How Can Parks Help Educate Children?
According to the American Planning Association, City parks offer children the daily benefits of direct experience with nature, the motivation to explore, discover, and learn about there world and to engage in health promoting, physical activity.
Timber Linn Park Offers Children- A chance to explore and learn from:
Nature Creek Pond Bugs Ducks Fish Plants Trees Sports and Activities Soccer - AYSO Baseball and T-ball Frisbee Golf Horse Shoes
War Memorial Home of the 63 rd Blue Star Veterans Memorial. Events and Recreation Picnics Parties Sporting Events Outdoor Concerts Wah Changs Art and Air Festival A three day event at the park.
Hot air balloons each morning. Craft booths with displays and items for sale. Old Cars. Children's crafts and activities. Youth Eagle Flights free for children ages 8-17. Night glow one evening. Concerts each night. http://picasaweb.google.com/lh/ photo/5WblZE_O87J4Z5iUYK5RNQ

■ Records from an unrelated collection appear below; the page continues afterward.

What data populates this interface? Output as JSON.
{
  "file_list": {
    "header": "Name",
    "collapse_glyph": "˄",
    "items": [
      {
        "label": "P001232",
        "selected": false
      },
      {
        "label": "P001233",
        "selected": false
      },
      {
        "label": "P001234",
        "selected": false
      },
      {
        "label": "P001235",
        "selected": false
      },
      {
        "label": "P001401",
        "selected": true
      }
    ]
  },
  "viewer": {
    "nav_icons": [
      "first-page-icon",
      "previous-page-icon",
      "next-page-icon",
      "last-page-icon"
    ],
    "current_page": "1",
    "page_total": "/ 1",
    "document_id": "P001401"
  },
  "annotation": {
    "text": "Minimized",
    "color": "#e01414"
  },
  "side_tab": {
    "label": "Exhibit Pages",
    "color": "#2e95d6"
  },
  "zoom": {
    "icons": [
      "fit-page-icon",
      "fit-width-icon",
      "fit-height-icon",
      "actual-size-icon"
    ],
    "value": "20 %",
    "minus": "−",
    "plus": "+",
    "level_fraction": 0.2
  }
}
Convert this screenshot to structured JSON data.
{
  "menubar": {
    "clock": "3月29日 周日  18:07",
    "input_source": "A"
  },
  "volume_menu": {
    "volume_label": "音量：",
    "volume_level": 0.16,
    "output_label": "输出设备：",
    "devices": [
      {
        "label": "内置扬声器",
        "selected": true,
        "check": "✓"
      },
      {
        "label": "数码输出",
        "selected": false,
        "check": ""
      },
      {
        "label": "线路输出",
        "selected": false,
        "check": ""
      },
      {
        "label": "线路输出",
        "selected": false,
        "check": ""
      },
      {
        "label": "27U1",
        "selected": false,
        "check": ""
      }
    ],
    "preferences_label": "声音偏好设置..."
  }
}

The park is located on 90 acres. Within a mile of the ridges schools. Next to the Albany Municipal Airport and the Fair Grounds. Located on the city bus route.
Using Timber Linn to Build School and Family Partnerships.
Classrooms can take field trips to the park, and encourage parents to join them on the field trip. Ask parent to take a trip to the park with children and complete a scavenger hunt. The teacher can make one with questions like find three things that are the color red, or how many steps are there on the slide. The questions can vary depending on students age. This can promote cognitive skills like counting and color recognition in young children. This also encourages parents to be creative and engage children in learning outside.
Class picnics or BBQs can be held at the park. Family fun days, where the families of the class can get together at the park for a day of fun and games.
Things you can do with children at the park.
Look at and compare rocks, are they flat, round, smooth, or sharp. Look for bugs, ask children about where they think bugs might be. Skip rocks on the pond. Watch and feed the ducks, depending on the time of year watch the ducklings. Ask children where the ducks might build a nest. Play tag or ball. Go fishing.
A park allows for the whole family to be involved in learning and teaching. Teachers can use parks as an educational tool, to encourage families to visit parks. Parents can use natural resources to educate children by exploring parks in the community they live in. Parks encourage physical activity. Barbour,C, Barbour., N., & Scully,P. (2011) Families, Schools, and Communities Building Partnership for Education Children. New Jersey: Pearson Education, Inc.
Play gives children a chance to practice what they are learning....They have to play with what they know to be true in order to find out more, and then they can use what they learn in new forms of play. --Fred Rogers of Mister Rogers Neighborhood
http://www.scribd.com/doc/22929/play- quotes http://www.scribd.com/doc/22929/play- quotes http://www.planning.org/cityparks/briefing papers/helpchildrenlearn.htm http://www.planning.org/cityparks/briefing papers/helpchildrenlearn.htm Barbour,C, Barbour., N., & Scully,P. (2011) Families, Schools, and Communities Building Partnership for Education Children. New Jersey: Pearson Education, Inc.